##### INPUT RECORDS

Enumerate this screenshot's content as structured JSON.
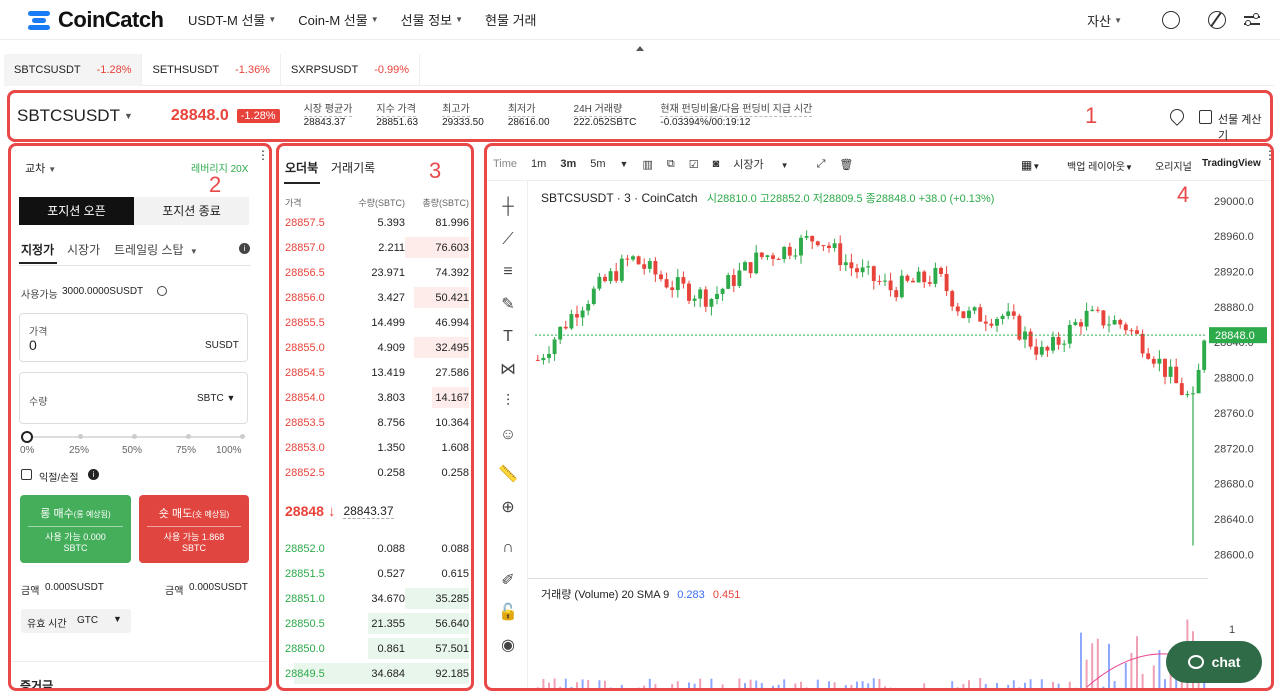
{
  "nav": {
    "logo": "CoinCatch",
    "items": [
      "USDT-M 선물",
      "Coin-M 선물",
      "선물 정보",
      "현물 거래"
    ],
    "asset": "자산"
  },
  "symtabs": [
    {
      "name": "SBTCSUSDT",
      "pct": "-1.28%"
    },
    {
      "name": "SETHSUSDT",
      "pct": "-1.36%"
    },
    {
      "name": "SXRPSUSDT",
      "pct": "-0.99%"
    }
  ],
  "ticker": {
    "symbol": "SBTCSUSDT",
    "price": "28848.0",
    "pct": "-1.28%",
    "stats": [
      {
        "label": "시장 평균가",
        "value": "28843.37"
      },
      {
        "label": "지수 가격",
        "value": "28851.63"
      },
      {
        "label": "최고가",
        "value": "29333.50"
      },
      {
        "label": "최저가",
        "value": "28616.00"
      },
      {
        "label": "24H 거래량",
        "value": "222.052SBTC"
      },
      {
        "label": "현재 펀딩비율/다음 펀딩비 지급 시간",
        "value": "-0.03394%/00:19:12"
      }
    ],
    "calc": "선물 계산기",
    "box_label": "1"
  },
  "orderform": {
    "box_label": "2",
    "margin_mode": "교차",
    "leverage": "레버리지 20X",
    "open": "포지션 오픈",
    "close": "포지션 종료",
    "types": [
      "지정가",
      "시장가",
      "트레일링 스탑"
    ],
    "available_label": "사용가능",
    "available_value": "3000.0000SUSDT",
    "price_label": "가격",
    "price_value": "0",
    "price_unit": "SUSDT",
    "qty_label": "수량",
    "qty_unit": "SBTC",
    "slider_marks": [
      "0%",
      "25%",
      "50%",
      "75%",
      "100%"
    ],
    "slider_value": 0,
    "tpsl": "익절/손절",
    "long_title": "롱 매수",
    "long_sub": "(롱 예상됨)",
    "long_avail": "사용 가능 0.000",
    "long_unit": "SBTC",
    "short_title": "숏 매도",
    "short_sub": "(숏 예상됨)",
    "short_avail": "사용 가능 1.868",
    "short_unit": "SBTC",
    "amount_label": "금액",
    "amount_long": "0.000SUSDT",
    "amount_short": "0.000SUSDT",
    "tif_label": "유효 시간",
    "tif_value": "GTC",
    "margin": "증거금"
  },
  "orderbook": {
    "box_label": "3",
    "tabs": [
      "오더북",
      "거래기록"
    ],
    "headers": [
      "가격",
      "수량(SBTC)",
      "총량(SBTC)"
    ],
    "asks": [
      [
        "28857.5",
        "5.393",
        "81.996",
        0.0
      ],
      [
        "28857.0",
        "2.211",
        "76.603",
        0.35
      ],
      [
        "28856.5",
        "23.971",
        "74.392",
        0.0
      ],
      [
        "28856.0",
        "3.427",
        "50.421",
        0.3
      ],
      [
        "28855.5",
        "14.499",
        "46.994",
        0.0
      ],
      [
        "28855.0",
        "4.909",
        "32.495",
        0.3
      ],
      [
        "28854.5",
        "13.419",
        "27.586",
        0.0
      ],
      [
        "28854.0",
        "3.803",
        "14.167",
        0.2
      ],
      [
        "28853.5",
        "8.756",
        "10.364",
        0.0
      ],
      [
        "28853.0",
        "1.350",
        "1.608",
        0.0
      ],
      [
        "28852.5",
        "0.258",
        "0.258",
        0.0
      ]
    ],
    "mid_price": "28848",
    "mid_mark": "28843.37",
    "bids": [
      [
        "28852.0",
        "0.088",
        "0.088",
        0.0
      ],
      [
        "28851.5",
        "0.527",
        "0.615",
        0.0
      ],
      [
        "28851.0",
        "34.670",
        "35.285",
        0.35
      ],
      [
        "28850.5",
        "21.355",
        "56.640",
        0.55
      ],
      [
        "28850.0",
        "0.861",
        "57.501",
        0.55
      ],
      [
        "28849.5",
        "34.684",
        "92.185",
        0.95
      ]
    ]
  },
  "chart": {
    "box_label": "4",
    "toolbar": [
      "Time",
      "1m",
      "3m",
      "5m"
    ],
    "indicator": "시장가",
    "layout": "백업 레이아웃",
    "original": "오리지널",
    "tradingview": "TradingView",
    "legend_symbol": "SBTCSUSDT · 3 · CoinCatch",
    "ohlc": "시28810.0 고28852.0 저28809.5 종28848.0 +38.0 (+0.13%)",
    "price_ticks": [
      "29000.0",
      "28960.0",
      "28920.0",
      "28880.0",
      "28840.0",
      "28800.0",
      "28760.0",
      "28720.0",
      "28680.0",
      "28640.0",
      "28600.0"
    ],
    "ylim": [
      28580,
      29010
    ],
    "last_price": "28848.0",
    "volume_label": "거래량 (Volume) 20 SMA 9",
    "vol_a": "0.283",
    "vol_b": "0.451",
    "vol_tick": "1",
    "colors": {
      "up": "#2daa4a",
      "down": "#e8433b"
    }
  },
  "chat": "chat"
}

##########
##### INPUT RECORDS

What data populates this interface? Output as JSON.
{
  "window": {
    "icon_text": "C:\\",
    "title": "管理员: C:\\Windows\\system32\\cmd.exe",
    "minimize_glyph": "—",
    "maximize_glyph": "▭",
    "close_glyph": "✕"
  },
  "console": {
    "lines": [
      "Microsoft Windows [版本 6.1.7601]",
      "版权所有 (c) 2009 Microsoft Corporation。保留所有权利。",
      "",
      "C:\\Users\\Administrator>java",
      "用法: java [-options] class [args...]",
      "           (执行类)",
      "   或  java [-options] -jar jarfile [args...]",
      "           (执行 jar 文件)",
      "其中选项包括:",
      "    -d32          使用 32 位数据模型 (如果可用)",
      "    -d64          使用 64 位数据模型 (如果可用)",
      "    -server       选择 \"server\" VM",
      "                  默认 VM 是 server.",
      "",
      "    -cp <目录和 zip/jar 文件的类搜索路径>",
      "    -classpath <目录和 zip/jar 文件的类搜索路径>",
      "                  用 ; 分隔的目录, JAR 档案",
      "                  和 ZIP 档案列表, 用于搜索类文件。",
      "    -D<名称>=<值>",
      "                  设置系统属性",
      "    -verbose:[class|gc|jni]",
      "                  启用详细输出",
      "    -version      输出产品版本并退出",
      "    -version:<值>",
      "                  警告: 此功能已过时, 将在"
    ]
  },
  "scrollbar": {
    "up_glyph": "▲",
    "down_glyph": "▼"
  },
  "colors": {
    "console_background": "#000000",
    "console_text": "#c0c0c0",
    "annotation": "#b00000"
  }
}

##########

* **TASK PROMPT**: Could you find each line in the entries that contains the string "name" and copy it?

* **COMPLETED TASK**:
      "name": "SBTCSUSDT",
      "name": "SETHSUSDT",
      "name": "SXRPSUSDT",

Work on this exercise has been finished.